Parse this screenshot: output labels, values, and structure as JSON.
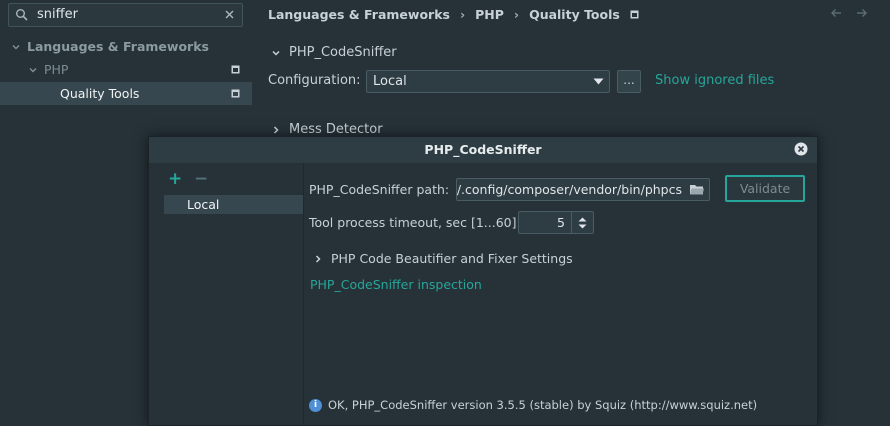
{
  "search": {
    "value": "sniffer"
  },
  "tree": {
    "items": [
      {
        "label": "Languages & Frameworks"
      },
      {
        "label": "PHP"
      },
      {
        "label": "Quality Tools"
      }
    ]
  },
  "breadcrumb": {
    "parts": [
      "Languages & Frameworks",
      "PHP",
      "Quality Tools"
    ],
    "separator": "›"
  },
  "main": {
    "codesniffer_section": "PHP_CodeSniffer",
    "configuration_label": "Configuration:",
    "configuration_value": "Local",
    "dots_label": "...",
    "show_ignored": "Show ignored files",
    "mess_detector_section": "Mess Detector"
  },
  "dialog": {
    "title": "PHP_CodeSniffer",
    "plus": "+",
    "minus": "−",
    "list_item": "Local",
    "path_label": "PHP_CodeSniffer path:",
    "path_value": "~/.config/composer/vendor/bin/phpcs",
    "validate_label": "Validate",
    "timeout_label": "Tool process timeout, sec [1...60]:",
    "timeout_value": "5",
    "beautifier_section": "PHP Code Beautifier and Fixer Settings",
    "inspection_link": "PHP_CodeSniffer inspection",
    "info_glyph": "i",
    "status": "OK, PHP_CodeSniffer version 3.5.5 (stable) by Squiz (http://www.squiz.net)"
  },
  "colors": {
    "background": "#263238",
    "accent": "#26a69a",
    "selection": "#37474f",
    "info": "#4f8fd6"
  }
}
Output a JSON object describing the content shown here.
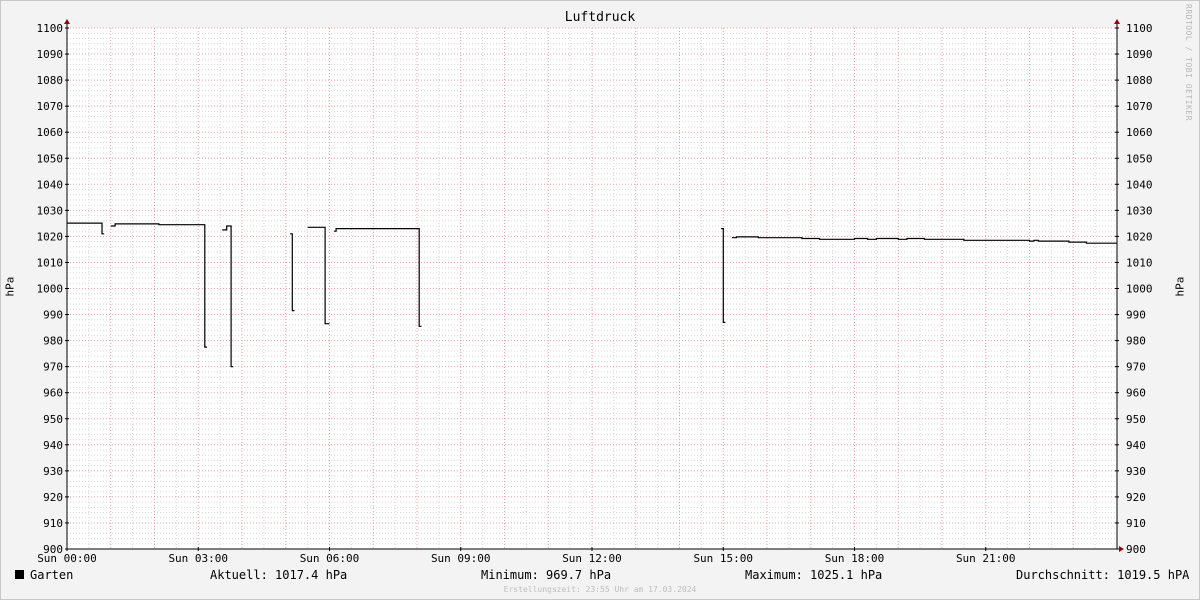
{
  "chart_data": {
    "type": "line",
    "title": "Luftdruck",
    "ylabel": "hPa",
    "ylim": [
      900,
      1100
    ],
    "yticks": [
      900,
      910,
      920,
      930,
      940,
      950,
      960,
      970,
      980,
      990,
      1000,
      1010,
      1020,
      1030,
      1040,
      1050,
      1060,
      1070,
      1080,
      1090,
      1100
    ],
    "xlim": [
      0,
      24
    ],
    "xticks": [
      {
        "value": 0,
        "label": "Sun 00:00"
      },
      {
        "value": 3,
        "label": "Sun 03:00"
      },
      {
        "value": 6,
        "label": "Sun 06:00"
      },
      {
        "value": 9,
        "label": "Sun 09:00"
      },
      {
        "value": 12,
        "label": "Sun 12:00"
      },
      {
        "value": 15,
        "label": "Sun 15:00"
      },
      {
        "value": 18,
        "label": "Sun 18:00"
      },
      {
        "value": 21,
        "label": "Sun 21:00"
      }
    ],
    "grid": true,
    "series": [
      {
        "name": "Garten",
        "color": "#000000",
        "segments": [
          [
            [
              0.0,
              1025.1
            ],
            [
              0.8,
              1025.1
            ],
            [
              0.8,
              1021.0
            ],
            [
              0.85,
              1021.0
            ]
          ],
          [
            [
              1.0,
              1024.0
            ],
            [
              1.1,
              1024.0
            ],
            [
              1.1,
              1024.8
            ],
            [
              2.1,
              1024.8
            ],
            [
              2.1,
              1024.5
            ],
            [
              3.15,
              1024.5
            ],
            [
              3.15,
              977.5
            ],
            [
              3.2,
              977.5
            ]
          ],
          [
            [
              3.55,
              1022.5
            ],
            [
              3.65,
              1022.5
            ],
            [
              3.65,
              1024.0
            ],
            [
              3.75,
              1024.0
            ],
            [
              3.75,
              970.0
            ],
            [
              3.8,
              970.0
            ]
          ],
          [
            [
              5.1,
              1021.0
            ],
            [
              5.15,
              1021.0
            ],
            [
              5.15,
              991.5
            ],
            [
              5.2,
              991.5
            ]
          ],
          [
            [
              5.5,
              1023.5
            ],
            [
              5.9,
              1023.5
            ],
            [
              5.9,
              986.5
            ],
            [
              6.0,
              986.5
            ]
          ],
          [
            [
              6.1,
              1022.0
            ],
            [
              6.15,
              1022.0
            ],
            [
              6.15,
              1023.0
            ],
            [
              8.05,
              1023.0
            ],
            [
              8.05,
              985.5
            ],
            [
              8.1,
              985.5
            ]
          ],
          [
            [
              14.95,
              1023.0
            ],
            [
              15.0,
              1023.0
            ],
            [
              15.0,
              987.0
            ],
            [
              15.05,
              987.0
            ]
          ],
          [
            [
              15.2,
              1019.5
            ],
            [
              15.3,
              1019.5
            ],
            [
              15.3,
              1019.8
            ],
            [
              15.8,
              1019.8
            ],
            [
              15.8,
              1019.5
            ],
            [
              16.8,
              1019.5
            ],
            [
              16.8,
              1019.2
            ],
            [
              17.2,
              1019.2
            ],
            [
              17.2,
              1018.9
            ],
            [
              18.0,
              1018.9
            ],
            [
              18.0,
              1019.2
            ],
            [
              18.3,
              1019.2
            ],
            [
              18.3,
              1018.9
            ],
            [
              18.5,
              1018.9
            ],
            [
              18.5,
              1019.2
            ],
            [
              19.0,
              1019.2
            ],
            [
              19.0,
              1018.9
            ],
            [
              19.2,
              1018.9
            ],
            [
              19.2,
              1019.2
            ],
            [
              19.6,
              1019.2
            ],
            [
              19.6,
              1018.9
            ],
            [
              20.5,
              1018.9
            ],
            [
              20.5,
              1018.5
            ],
            [
              22.0,
              1018.5
            ],
            [
              22.0,
              1018.2
            ],
            [
              22.1,
              1018.2
            ],
            [
              22.1,
              1018.5
            ],
            [
              22.2,
              1018.5
            ],
            [
              22.2,
              1018.2
            ],
            [
              22.9,
              1018.2
            ],
            [
              22.9,
              1017.8
            ],
            [
              23.3,
              1017.8
            ],
            [
              23.3,
              1017.4
            ],
            [
              24.0,
              1017.4
            ]
          ]
        ]
      }
    ]
  },
  "legend": {
    "name": "Garten",
    "current": "Aktuell: 1017.4 hPa",
    "minimum": "Minimum: 969.7 hPa",
    "maximum": "Maximum: 1025.1 hPa",
    "average": "Durchschnitt: 1019.5 hPA"
  },
  "watermark": "RRDTOOL / TOBI OETIKER",
  "footer": "Erstellungszeit: 23:55 Uhr am 17.03.2024",
  "colors": {
    "background": "#f3f3f3",
    "plot_background": "#ffffff",
    "minor_grid": "#d8d8d8",
    "major_grid": "#e8a0a0",
    "axis": "#a00000",
    "line": "#000000"
  }
}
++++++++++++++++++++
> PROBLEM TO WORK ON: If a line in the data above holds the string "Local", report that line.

> EXERCISE OUTPUT:
    "configuration_value": "Local",
    "list_item": "Local",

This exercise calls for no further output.